More details are emerging of the plan to create a new Art Gallery of Nova Scotia.
As announced last week and reported in the Halifax Chronicle-Herald, the plan is to double the space of the gallery to 142,000 square feet. The plan also involves a move to a waterfront location, and to a purpose-built facility. (Since 1988, the Art Gallery of Nova Scotia has been housed in retrofitted heritage properties bordered by downtown roads on all four sides.)
Overall, it is hoped, according to a government release, that visitation will roughly double from 64,000 to 120,000 annually once the new building and move into it is complete.
Initial government releases assessed costs at around $130 million, though the CBC reported it could rise to $140 million. A release stated the federal government will contribute up to $30 million and that the the provincial government will cover at least $70 million. It is projected that the AGNS would raise $30 million through a capital campaign. AGNS CEO Nancy Noble told the Chronicle-Herald that she expects the municipal government to also make a contribution towards the gallery costs, and that construction will begin in 2020.
Though the announcement is a welcome one for many—Premier Stephen McNeil indicated that “The Art Gallery of Nova Scotia benefits us all and we look forward to its expanded presence in its new home”—there have already been some hiccups along the way, and more possibly in future.
In March 2018, when the prospect of a new gallery on the waterfront was announced, NSCAD University was also to be part of a cultural “hub” with the gallery. In June 2018, NSCAD and government sources announced a contract was awarded to develop a business case for the plan.
But when this announcement was made about the new AGNS in April 2019, Halifax Chronicle-Herald reporters were told by the premier that “NSCAD wasn’t ready at this time to continue, but that conversation is ongoing.” NSCAD is recently entered a labour arbitration process with a faculty union following a strike, and the university already has a waterfront campus further south on the Halifax coastline.
Another item of concern might be attendance projections. Can a doubling of visitorship really be in the cards when the new, proposed gallery is just a few blocks, and roughly 8 minutes’ walk away, from the old gallery location?
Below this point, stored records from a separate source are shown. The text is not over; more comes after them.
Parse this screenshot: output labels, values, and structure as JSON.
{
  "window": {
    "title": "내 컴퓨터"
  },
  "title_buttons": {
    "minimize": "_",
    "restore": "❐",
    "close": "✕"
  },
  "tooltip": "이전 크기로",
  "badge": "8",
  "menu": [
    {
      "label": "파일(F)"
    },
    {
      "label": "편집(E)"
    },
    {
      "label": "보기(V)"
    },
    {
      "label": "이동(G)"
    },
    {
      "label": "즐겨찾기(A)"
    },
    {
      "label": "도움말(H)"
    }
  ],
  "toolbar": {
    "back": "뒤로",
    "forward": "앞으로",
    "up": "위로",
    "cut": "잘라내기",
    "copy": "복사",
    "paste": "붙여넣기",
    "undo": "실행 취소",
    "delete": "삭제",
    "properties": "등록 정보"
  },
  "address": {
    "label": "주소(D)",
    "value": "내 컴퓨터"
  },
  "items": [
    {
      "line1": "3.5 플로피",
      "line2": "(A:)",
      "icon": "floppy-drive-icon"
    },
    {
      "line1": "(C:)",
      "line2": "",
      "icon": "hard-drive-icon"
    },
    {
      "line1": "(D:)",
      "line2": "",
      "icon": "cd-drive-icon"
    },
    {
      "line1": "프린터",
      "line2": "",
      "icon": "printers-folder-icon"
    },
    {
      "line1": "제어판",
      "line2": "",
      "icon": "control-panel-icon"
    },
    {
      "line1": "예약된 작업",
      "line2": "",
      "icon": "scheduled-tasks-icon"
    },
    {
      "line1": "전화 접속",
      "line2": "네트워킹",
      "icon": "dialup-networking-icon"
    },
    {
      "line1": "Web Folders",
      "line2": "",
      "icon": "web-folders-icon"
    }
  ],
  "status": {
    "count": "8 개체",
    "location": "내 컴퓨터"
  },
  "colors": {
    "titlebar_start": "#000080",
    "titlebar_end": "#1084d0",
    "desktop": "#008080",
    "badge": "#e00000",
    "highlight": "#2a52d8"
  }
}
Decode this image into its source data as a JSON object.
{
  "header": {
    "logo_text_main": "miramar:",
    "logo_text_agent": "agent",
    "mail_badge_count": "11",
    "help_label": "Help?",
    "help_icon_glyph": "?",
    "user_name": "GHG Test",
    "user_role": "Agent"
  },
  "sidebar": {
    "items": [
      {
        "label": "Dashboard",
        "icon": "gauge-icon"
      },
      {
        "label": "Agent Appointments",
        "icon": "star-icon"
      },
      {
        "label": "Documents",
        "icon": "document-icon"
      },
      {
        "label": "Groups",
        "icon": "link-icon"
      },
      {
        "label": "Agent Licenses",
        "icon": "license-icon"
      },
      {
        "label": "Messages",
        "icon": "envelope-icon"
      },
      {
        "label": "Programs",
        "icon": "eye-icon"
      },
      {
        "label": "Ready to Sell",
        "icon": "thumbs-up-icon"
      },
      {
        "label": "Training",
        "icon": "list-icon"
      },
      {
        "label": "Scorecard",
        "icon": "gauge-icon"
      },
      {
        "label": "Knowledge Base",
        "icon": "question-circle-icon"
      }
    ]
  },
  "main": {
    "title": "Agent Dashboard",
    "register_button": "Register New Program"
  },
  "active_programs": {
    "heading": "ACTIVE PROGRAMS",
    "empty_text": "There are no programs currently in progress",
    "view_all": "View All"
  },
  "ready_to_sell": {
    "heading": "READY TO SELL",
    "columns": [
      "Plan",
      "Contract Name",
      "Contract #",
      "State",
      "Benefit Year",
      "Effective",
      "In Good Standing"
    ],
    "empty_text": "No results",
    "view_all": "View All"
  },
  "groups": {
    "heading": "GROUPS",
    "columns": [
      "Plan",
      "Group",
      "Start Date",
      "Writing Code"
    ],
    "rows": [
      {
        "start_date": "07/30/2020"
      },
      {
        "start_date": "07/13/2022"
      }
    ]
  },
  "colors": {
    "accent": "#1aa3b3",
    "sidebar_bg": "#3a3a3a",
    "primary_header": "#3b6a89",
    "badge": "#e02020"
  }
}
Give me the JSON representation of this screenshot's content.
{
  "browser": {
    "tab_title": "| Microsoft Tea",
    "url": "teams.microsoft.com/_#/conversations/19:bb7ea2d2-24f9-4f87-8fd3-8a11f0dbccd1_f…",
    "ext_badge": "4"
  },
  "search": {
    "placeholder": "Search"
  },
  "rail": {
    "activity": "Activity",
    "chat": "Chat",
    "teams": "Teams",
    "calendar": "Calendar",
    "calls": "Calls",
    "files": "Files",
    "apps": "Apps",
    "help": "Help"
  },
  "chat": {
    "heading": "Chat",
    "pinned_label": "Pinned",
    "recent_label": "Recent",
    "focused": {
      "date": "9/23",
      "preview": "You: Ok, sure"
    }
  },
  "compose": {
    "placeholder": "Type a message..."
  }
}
The gallery says yes: “The Halifax waterfront is a gathering place for all Nova Scotians and visitors to the province,” says an email from the AGNS to Canadian Art. “With a new gallery located on this busy hub, we expect our visitation to increase to over 120,000 annually.”
Recent news about rising sea levels in Halifax due to climate change might also be a question for those wondering about how the province’s art collection could be impacted by a waterfront location.
Just before the new AGNS plans were announced last week, the federal Environment and Climate Change Ministry released a new report about rising sea levels in Canada. It indicated that sea levels will rise in Nova Scotia and other parts of Atlantic Canada higher than the global average. A recent National Observer report indicated that sea levels could rise along the Halifax waterfront as much as 20 centimetres by mid-century. The Chronicle-Herald reports that “Nova Scotia sea levels will rise upwards of a metre by the year 2100 compared with a century earlier, a rise that will be consistent from Cape Breton to Yarmouth to Halifax Regional Municipality and all points in between.”
When asked about the potential impact of climate change and rising sea levels on the AGNS collection, a gallery spokesperson indicated they are considering the matter.
“Safeguarding the provincial collection is our number one priority as we plan for a new building on the Halifax waterfront,” said the spokesperson. “Some of the details related to storage are still being finalized but our hope is to have both onsite and offsite storage.”
The 2014 municipal planning strategy for the Halifax Regional Municipality requires a vertical buffer for building along coastal areas due to coastline rise, the Chronicle-Herald reports. But that buffer only applies to new residential dwellings, not commercial buildings.